The message was clear, we have to wean ourselves from the arbitrary use of P values and start to apply sound statistical reasoning.

Christopher Moore, Associate Director of the Robert J. and Nancy D. Carney Institute for Brain Science, Professor of Neuroscience

A definite conference highlight was the National Science Foundation meeting “NeuroNex IV: Beyond Neurons.” Justine Allen (Program Manager of the NSF NeuroNex Technology Hub) and I were the organizers, and Diane and John Davenport (Carney’s Director of Research Strategy) were also workshop leaders and many students also presented posters. All of it was great, but the workshops were a highpoint: 100+ world-class scientists brainstorming to envision the future was amazing.  They were coming up with entirely new ways to study the brain and expanding our view of the body networks that make behavior.

Ines Tomas Pereira, Associate Director of Administration & Finance

The SfN annual meeting is always a feast for the senses, considering the number of people, the amount of new research being shared, the wonderful food and social interactions. But this year it felt particularly intense, after several years of avoiding crowded environments. Still, it was as reinvigorating as ever. My favorite moment of the conference was watching John O'Keefe, discoverer of hippocampal place cells, Nobel prize winner, present his own poster right there amongst the trainees. 

Kristin Webster, Assistant Director of Training and Development

One of the best things about SfN is that because it is so large and appeals to scientists across all fields of neuroscience, people from all over the world attend. I got to reconnect with two close European friends from my postdoc at the MRC Laboratory of Molecular Biology in Cambridge, England. Typically we're only in our postdoc cities for a few years, so even if I visited Cambridge now, I wouldn't be able to reconnect with most of the people I worked with. So I'm thankful we all were able to attend SfN 2022 and catch up over tacos and margaritas (and posters)! 
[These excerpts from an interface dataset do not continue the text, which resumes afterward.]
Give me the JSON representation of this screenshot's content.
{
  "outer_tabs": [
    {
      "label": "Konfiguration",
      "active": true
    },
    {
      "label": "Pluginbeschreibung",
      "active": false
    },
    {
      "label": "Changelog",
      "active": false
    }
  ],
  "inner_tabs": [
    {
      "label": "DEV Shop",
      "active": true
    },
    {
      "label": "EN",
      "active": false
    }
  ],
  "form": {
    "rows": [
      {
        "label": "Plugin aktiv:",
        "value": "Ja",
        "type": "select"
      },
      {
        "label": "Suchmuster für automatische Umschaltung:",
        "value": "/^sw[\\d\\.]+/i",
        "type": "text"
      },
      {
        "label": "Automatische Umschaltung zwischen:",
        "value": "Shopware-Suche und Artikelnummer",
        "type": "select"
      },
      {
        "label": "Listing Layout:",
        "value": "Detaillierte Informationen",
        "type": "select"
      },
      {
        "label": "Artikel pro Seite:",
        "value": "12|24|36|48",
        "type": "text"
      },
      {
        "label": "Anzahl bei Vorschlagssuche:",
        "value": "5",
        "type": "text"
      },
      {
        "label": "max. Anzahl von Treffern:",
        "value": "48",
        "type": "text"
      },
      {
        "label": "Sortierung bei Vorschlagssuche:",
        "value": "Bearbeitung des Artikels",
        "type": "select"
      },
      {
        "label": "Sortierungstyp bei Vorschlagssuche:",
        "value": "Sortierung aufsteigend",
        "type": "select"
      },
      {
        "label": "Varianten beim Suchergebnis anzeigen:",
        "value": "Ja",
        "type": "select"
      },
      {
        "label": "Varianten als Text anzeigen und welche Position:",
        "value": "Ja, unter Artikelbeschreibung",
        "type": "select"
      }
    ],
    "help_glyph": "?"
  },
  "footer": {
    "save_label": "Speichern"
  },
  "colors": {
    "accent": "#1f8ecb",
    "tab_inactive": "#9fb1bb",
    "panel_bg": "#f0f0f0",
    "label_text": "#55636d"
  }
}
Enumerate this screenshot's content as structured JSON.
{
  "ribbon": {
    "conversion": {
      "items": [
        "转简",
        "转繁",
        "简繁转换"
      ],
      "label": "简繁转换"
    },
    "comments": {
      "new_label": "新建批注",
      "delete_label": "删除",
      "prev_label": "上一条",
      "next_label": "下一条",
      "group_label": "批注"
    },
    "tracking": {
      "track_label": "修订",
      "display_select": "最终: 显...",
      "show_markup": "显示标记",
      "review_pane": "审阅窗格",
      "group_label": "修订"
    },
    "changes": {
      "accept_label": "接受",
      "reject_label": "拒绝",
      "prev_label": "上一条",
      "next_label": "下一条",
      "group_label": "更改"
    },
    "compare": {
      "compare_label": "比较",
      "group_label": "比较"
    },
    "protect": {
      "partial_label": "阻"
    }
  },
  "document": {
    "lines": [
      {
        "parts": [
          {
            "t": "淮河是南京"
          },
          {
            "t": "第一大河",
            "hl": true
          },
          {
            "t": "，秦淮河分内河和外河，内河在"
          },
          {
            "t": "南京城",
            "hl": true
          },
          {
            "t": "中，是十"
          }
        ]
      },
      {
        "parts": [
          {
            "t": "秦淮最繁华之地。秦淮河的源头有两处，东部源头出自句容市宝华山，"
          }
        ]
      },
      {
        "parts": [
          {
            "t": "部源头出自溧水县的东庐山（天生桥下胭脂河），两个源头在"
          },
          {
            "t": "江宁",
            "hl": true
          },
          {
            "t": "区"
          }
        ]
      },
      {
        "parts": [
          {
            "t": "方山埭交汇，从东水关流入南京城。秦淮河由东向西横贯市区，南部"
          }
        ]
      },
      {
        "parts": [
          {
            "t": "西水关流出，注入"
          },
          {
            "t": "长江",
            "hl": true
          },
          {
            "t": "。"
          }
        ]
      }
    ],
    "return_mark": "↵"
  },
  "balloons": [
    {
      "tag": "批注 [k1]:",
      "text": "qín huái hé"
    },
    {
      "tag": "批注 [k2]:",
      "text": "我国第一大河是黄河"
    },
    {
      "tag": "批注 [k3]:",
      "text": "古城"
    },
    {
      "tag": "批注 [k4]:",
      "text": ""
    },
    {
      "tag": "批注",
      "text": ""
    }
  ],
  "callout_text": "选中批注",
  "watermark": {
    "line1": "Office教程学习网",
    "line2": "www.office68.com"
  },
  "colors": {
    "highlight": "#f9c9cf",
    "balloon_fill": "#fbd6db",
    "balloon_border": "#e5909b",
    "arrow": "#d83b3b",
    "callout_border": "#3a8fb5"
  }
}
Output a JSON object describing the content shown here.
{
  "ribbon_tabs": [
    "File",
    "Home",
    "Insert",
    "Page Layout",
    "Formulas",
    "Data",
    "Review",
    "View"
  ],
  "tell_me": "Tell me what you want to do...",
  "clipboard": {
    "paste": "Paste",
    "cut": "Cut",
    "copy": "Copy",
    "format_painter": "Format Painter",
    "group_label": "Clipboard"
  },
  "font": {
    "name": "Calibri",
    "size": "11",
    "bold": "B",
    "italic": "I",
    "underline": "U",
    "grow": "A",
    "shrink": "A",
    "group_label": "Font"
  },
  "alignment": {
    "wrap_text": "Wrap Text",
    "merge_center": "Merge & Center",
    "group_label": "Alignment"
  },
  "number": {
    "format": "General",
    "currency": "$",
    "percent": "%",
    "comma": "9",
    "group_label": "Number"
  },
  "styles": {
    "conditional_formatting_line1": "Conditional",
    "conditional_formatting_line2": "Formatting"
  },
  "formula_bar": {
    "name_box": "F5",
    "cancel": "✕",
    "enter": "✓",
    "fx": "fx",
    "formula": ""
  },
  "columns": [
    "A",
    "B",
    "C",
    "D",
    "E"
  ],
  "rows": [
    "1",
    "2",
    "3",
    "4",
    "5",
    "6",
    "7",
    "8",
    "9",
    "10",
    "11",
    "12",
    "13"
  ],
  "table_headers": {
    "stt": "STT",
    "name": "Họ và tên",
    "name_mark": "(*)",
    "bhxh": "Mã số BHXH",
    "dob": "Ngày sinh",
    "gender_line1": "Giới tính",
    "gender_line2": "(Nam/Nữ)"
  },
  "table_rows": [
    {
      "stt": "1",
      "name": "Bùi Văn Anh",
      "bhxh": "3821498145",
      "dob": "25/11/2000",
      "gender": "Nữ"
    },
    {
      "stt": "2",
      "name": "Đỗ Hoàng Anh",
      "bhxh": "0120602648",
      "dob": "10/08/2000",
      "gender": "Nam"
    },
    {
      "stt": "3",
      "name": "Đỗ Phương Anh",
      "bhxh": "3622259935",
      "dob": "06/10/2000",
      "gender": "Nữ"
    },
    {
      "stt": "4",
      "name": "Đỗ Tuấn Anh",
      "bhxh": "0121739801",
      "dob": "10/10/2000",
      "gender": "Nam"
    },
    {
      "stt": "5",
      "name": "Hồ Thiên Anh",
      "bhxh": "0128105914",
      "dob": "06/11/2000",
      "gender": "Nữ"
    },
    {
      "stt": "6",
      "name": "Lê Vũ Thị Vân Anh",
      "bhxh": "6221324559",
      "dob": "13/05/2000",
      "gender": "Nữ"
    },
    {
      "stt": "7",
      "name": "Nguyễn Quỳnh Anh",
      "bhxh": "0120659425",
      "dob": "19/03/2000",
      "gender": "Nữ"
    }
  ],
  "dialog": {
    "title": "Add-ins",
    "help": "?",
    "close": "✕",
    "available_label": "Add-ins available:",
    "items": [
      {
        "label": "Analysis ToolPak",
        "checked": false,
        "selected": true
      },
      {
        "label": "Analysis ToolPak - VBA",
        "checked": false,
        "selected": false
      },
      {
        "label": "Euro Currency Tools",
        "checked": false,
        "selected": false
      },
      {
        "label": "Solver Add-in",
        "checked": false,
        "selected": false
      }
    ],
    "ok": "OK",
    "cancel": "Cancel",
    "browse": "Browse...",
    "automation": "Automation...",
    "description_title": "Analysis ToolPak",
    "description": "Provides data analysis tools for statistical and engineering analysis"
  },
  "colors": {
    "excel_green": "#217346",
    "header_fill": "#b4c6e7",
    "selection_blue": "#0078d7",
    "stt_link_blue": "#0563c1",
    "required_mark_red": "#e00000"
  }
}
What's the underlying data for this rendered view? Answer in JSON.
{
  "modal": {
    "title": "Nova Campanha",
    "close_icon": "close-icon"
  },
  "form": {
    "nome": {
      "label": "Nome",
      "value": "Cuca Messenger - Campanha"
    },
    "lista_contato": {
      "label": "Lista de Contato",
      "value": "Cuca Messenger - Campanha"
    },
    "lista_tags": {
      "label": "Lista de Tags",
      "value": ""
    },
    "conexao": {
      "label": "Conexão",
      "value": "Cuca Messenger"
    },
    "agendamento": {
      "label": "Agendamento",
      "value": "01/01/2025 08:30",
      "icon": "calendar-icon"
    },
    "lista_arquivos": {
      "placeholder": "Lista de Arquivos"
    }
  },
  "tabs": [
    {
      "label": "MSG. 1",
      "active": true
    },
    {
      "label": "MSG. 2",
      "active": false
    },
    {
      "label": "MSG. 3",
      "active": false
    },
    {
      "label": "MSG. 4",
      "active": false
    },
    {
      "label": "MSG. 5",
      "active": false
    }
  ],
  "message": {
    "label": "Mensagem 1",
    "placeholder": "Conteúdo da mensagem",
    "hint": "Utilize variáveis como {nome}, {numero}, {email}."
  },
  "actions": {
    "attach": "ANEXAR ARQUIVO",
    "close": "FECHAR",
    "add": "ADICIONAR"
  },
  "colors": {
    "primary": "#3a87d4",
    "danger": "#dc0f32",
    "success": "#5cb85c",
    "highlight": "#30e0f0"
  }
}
And, of course, SfN is always great for picking up neuron-themed swag to decorate my office! This year I came home with brain-shaped paper clips, neuroscience-themed temporary tattoos, fun neuroanatomy postcards, and a new brain pin from my favorite science artist.